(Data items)
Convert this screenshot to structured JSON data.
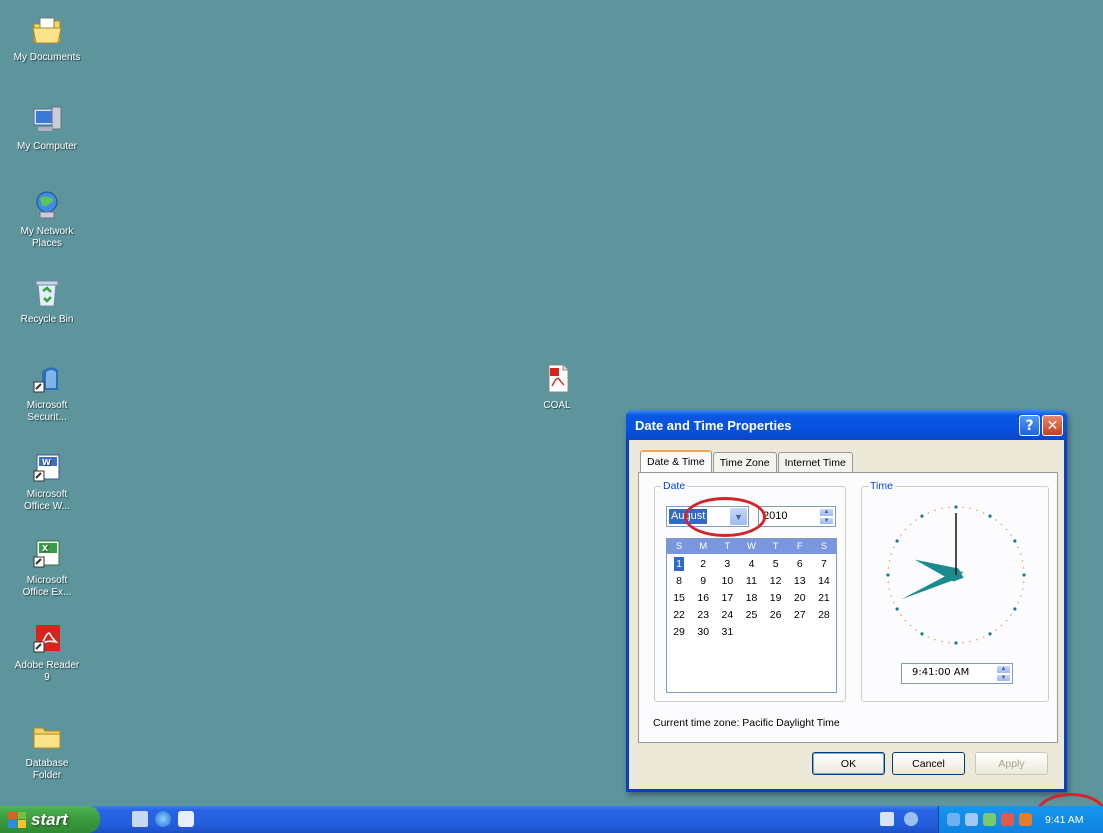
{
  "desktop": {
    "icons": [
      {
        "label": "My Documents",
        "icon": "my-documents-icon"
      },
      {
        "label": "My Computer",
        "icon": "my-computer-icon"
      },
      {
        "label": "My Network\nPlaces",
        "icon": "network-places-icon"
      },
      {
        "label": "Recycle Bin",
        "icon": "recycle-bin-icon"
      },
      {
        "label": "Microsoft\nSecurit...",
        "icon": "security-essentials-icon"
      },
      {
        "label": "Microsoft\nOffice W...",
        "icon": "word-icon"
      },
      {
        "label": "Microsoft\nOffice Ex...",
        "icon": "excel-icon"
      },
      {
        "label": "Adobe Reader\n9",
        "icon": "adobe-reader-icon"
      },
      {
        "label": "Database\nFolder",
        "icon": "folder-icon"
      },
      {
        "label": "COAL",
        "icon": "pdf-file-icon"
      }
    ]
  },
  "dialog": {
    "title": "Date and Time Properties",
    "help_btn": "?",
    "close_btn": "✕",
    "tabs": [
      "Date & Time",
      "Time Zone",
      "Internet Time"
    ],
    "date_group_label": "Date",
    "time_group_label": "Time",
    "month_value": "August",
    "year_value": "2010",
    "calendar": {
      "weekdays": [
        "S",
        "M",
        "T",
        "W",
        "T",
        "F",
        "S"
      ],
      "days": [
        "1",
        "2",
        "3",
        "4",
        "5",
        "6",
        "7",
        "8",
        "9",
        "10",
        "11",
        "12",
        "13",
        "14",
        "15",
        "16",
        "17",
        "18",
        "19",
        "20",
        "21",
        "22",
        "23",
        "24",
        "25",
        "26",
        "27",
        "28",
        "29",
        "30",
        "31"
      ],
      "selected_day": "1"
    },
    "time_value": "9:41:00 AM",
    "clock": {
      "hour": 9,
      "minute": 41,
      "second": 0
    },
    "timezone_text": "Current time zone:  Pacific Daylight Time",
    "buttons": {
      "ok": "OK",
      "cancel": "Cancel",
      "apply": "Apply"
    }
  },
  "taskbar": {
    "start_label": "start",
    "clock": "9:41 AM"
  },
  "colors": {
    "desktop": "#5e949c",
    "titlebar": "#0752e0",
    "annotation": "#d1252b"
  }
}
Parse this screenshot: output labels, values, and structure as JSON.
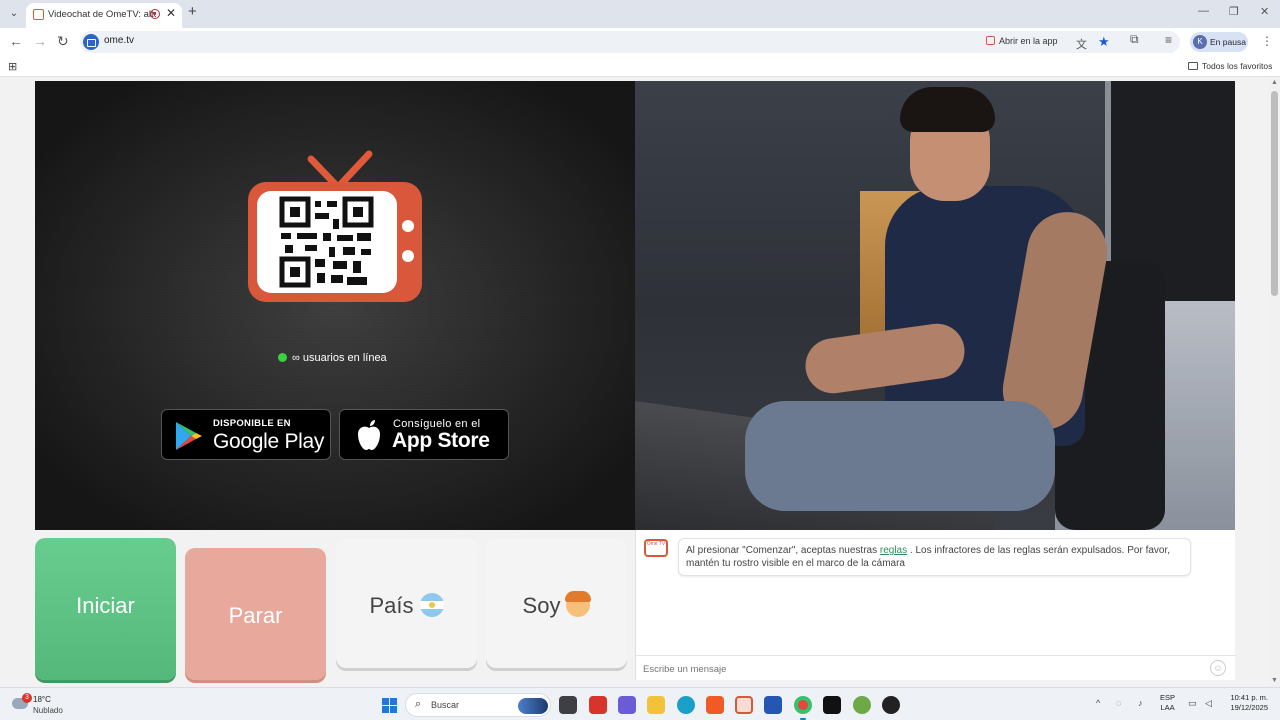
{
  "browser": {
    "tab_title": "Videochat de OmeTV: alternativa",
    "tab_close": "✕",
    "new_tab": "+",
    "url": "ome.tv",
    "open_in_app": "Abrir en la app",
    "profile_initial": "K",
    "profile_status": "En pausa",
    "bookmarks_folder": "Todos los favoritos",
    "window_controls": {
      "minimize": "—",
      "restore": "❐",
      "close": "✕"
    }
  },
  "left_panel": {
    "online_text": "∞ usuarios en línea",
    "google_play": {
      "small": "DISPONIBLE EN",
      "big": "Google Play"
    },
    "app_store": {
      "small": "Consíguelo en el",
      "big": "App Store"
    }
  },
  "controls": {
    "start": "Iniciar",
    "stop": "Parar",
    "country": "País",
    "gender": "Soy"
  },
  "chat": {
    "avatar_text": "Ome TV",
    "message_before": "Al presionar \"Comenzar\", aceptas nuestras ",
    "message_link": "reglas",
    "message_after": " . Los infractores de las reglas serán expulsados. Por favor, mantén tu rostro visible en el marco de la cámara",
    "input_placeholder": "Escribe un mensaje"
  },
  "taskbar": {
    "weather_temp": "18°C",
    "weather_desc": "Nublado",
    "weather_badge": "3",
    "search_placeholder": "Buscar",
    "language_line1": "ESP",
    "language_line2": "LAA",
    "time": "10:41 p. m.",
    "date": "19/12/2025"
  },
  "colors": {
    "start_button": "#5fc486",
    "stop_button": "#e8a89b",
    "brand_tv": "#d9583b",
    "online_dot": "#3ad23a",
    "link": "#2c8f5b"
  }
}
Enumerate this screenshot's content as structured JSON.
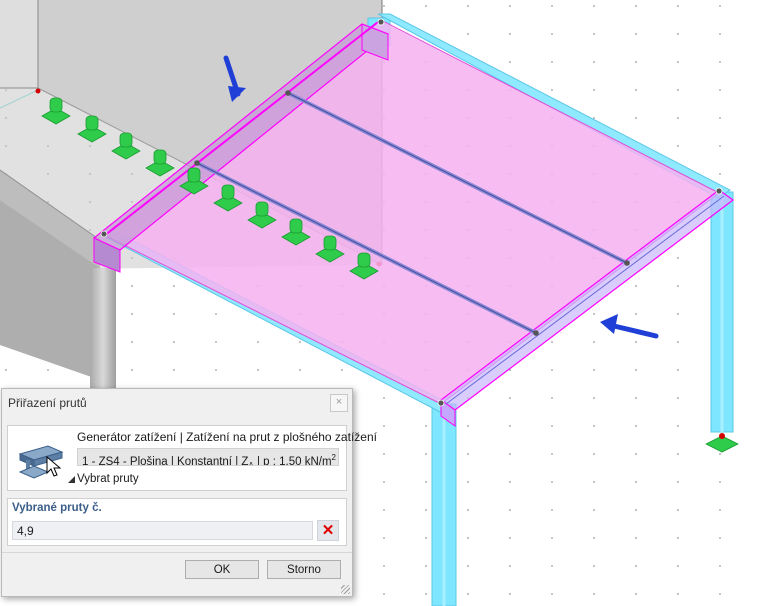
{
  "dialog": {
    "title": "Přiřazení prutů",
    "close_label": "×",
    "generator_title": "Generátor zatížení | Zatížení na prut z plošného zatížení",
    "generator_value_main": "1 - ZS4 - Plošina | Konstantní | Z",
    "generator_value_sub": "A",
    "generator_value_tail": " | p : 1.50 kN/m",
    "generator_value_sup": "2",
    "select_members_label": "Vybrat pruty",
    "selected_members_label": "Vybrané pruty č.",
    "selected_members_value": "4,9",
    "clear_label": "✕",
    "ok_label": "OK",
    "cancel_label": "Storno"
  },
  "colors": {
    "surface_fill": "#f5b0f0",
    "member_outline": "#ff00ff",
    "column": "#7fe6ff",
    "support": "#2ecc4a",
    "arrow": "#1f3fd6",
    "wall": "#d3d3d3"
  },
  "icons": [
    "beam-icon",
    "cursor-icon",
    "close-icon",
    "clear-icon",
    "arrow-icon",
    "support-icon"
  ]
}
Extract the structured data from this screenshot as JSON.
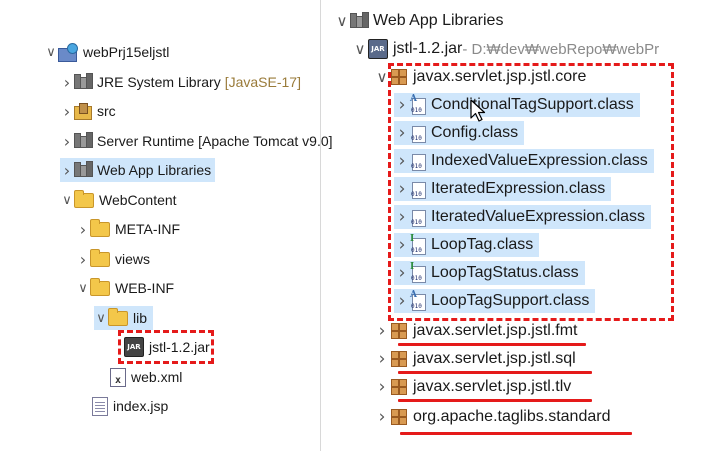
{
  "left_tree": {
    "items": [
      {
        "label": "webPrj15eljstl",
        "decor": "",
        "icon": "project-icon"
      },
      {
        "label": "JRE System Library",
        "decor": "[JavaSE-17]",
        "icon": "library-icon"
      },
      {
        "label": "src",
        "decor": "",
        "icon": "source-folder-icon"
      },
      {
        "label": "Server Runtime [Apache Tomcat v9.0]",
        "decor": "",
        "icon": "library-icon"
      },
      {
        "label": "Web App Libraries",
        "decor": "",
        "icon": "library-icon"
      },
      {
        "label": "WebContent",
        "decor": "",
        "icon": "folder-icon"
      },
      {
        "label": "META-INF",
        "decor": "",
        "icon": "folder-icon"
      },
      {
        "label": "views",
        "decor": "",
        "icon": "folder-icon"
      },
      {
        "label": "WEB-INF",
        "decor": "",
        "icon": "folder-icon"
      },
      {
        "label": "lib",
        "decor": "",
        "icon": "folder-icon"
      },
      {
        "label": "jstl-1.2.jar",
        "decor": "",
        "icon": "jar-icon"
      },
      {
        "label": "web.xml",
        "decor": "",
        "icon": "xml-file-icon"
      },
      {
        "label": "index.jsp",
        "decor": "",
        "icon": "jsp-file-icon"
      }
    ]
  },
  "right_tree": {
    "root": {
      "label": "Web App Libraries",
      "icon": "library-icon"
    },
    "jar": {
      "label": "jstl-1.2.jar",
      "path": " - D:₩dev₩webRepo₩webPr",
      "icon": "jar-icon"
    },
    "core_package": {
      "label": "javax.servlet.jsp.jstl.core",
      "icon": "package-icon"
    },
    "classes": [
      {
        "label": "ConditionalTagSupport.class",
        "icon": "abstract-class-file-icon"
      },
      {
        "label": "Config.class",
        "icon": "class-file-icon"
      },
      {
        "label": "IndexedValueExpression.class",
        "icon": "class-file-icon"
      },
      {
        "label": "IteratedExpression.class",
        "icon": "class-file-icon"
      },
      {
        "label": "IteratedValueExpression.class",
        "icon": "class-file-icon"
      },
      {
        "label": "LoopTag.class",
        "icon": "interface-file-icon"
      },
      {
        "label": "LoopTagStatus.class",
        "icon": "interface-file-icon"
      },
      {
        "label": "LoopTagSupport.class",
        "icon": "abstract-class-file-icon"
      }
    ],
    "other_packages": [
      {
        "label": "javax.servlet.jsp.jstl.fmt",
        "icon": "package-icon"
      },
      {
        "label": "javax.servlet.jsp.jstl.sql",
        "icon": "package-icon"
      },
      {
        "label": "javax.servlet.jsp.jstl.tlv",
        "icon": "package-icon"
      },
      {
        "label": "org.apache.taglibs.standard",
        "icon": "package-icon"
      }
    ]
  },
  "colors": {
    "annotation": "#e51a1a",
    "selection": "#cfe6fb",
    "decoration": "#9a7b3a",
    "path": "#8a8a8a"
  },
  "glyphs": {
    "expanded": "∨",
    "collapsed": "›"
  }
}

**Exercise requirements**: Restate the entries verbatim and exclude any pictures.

**Solution to the exercise**:
Convert this screenshot to structured JSON data.
{
  "desktop": {
    "icons": [
      {
        "label": "My Documents",
        "icon": "my-documents-icon"
      },
      {
        "label": "My Computer",
        "icon": "my-computer-icon"
      },
      {
        "label": "My Network\nPlaces",
        "icon": "network-places-icon"
      },
      {
        "label": "Recycle Bin",
        "icon": "recycle-bin-icon"
      },
      {
        "label": "Microsoft\nSecurit...",
        "icon": "security-essentials-icon"
      },
      {
        "label": "Microsoft\nOffice W...",
        "icon": "word-icon"
      },
      {
        "label": "Microsoft\nOffice Ex...",
        "icon": "excel-icon"
      },
      {
        "label": "Adobe Reader\n9",
        "icon": "adobe-reader-icon"
      },
      {
        "label": "Database\nFolder",
        "icon": "folder-icon"
      },
      {
        "label": "COAL",
        "icon": "pdf-file-icon"
      }
    ]
  },
  "dialog": {
    "title": "Date and Time Properties",
    "help_btn": "?",
    "close_btn": "✕",
    "tabs": [
      "Date & Time",
      "Time Zone",
      "Internet Time"
    ],
    "date_group_label": "Date",
    "time_group_label": "Time",
    "month_value": "August",
    "year_value": "2010",
    "calendar": {
      "weekdays": [
        "S",
        "M",
        "T",
        "W",
        "T",
        "F",
        "S"
      ],
      "days": [
        "1",
        "2",
        "3",
        "4",
        "5",
        "6",
        "7",
        "8",
        "9",
        "10",
        "11",
        "12",
        "13",
        "14",
        "15",
        "16",
        "17",
        "18",
        "19",
        "20",
        "21",
        "22",
        "23",
        "24",
        "25",
        "26",
        "27",
        "28",
        "29",
        "30",
        "31"
      ],
      "selected_day": "1"
    },
    "time_value": "9:41:00 AM",
    "clock": {
      "hour": 9,
      "minute": 41,
      "second": 0
    },
    "timezone_text": "Current time zone:  Pacific Daylight Time",
    "buttons": {
      "ok": "OK",
      "cancel": "Cancel",
      "apply": "Apply"
    }
  },
  "taskbar": {
    "start_label": "start",
    "clock": "9:41 AM"
  },
  "colors": {
    "desktop": "#5e949c",
    "titlebar": "#0752e0",
    "annotation": "#d1252b"
  }
}
Parse this screenshot: output labels, values, and structure as JSON.
{
  "browser": {
    "tab_title": "Videochat de OmeTV: alternativa",
    "tab_close": "✕",
    "new_tab": "+",
    "url": "ome.tv",
    "open_in_app": "Abrir en la app",
    "profile_initial": "K",
    "profile_status": "En pausa",
    "bookmarks_folder": "Todos los favoritos",
    "window_controls": {
      "minimize": "—",
      "restore": "❐",
      "close": "✕"
    }
  },
  "left_panel": {
    "online_text": "∞ usuarios en línea",
    "google_play": {
      "small": "DISPONIBLE EN",
      "big": "Google Play"
    },
    "app_store": {
      "small": "Consíguelo en el",
      "big": "App Store"
    }
  },
  "controls": {
    "start": "Iniciar",
    "stop": "Parar",
    "country": "País",
    "gender": "Soy"
  },
  "chat": {
    "avatar_text": "Ome TV",
    "message_before": "Al presionar \"Comenzar\", aceptas nuestras ",
    "message_link": "reglas",
    "message_after": " . Los infractores de las reglas serán expulsados. Por favor, mantén tu rostro visible en el marco de la cámara",
    "input_placeholder": "Escribe un mensaje"
  },
  "taskbar": {
    "weather_temp": "18°C",
    "weather_desc": "Nublado",
    "weather_badge": "3",
    "search_placeholder": "Buscar",
    "language_line1": "ESP",
    "language_line2": "LAA",
    "time": "10:41 p. m.",
    "date": "19/12/2025"
  },
  "colors": {
    "start_button": "#5fc486",
    "stop_button": "#e8a89b",
    "brand_tv": "#d9583b",
    "online_dot": "#3ad23a",
    "link": "#2c8f5b"
  }
}
Enumerate this screenshot's content as structured JSON.
{
  "dialog": {
    "title": "Přiřazení prutů",
    "close_label": "×",
    "generator_title": "Generátor zatížení | Zatížení na prut z plošného zatížení",
    "generator_value_main": "1 - ZS4 - Plošina | Konstantní | Z",
    "generator_value_sub": "A",
    "generator_value_tail": " | p : 1.50 kN/m",
    "generator_value_sup": "2",
    "select_members_label": "Vybrat pruty",
    "selected_members_label": "Vybrané pruty č.",
    "selected_members_value": "4,9",
    "clear_label": "✕",
    "ok_label": "OK",
    "cancel_label": "Storno"
  },
  "colors": {
    "surface_fill": "#f5b0f0",
    "member_outline": "#ff00ff",
    "column": "#7fe6ff",
    "support": "#2ecc4a",
    "arrow": "#1f3fd6",
    "wall": "#d3d3d3"
  },
  "icons": [
    "beam-icon",
    "cursor-icon",
    "close-icon",
    "clear-icon",
    "arrow-icon",
    "support-icon"
  ]
}
Extract the structured data from this screenshot as JSON.
{
  "left_tree": {
    "items": [
      {
        "label": "webPrj15eljstl",
        "decor": "",
        "icon": "project-icon"
      },
      {
        "label": "JRE System Library",
        "decor": "[JavaSE-17]",
        "icon": "library-icon"
      },
      {
        "label": "src",
        "decor": "",
        "icon": "source-folder-icon"
      },
      {
        "label": "Server Runtime [Apache Tomcat v9.0]",
        "decor": "",
        "icon": "library-icon"
      },
      {
        "label": "Web App Libraries",
        "decor": "",
        "icon": "library-icon"
      },
      {
        "label": "WebContent",
        "decor": "",
        "icon": "folder-icon"
      },
      {
        "label": "META-INF",
        "decor": "",
        "icon": "folder-icon"
      },
      {
        "label": "views",
        "decor": "",
        "icon": "folder-icon"
      },
      {
        "label": "WEB-INF",
        "decor": "",
        "icon": "folder-icon"
      },
      {
        "label": "lib",
        "decor": "",
        "icon": "folder-icon"
      },
      {
        "label": "jstl-1.2.jar",
        "decor": "",
        "icon": "jar-icon"
      },
      {
        "label": "web.xml",
        "decor": "",
        "icon": "xml-file-icon"
      },
      {
        "label": "index.jsp",
        "decor": "",
        "icon": "jsp-file-icon"
      }
    ]
  },
  "right_tree": {
    "root": {
      "label": "Web App Libraries",
      "icon": "library-icon"
    },
    "jar": {
      "label": "jstl-1.2.jar",
      "path": " - D:₩dev₩webRepo₩webPr",
      "icon": "jar-icon"
    },
    "core_package": {
      "label": "javax.servlet.jsp.jstl.core",
      "icon": "package-icon"
    },
    "classes": [
      {
        "label": "ConditionalTagSupport.class",
        "icon": "abstract-class-file-icon"
      },
      {
        "label": "Config.class",
        "icon": "class-file-icon"
      },
      {
        "label": "IndexedValueExpression.class",
        "icon": "class-file-icon"
      },
      {
        "label": "IteratedExpression.class",
        "icon": "class-file-icon"
      },
      {
        "label": "IteratedValueExpression.class",
        "icon": "class-file-icon"
      },
      {
        "label": "LoopTag.class",
        "icon": "interface-file-icon"
      },
      {
        "label": "LoopTagStatus.class",
        "icon": "interface-file-icon"
      },
      {
        "label": "LoopTagSupport.class",
        "icon": "abstract-class-file-icon"
      }
    ],
    "other_packages": [
      {
        "label": "javax.servlet.jsp.jstl.fmt",
        "icon": "package-icon"
      },
      {
        "label": "javax.servlet.jsp.jstl.sql",
        "icon": "package-icon"
      },
      {
        "label": "javax.servlet.jsp.jstl.tlv",
        "icon": "package-icon"
      },
      {
        "label": "org.apache.taglibs.standard",
        "icon": "package-icon"
      }
    ]
  },
  "colors": {
    "annotation": "#e51a1a",
    "selection": "#cfe6fb",
    "decoration": "#9a7b3a",
    "path": "#8a8a8a"
  },
  "glyphs": {
    "expanded": "∨",
    "collapsed": "›"
  }
}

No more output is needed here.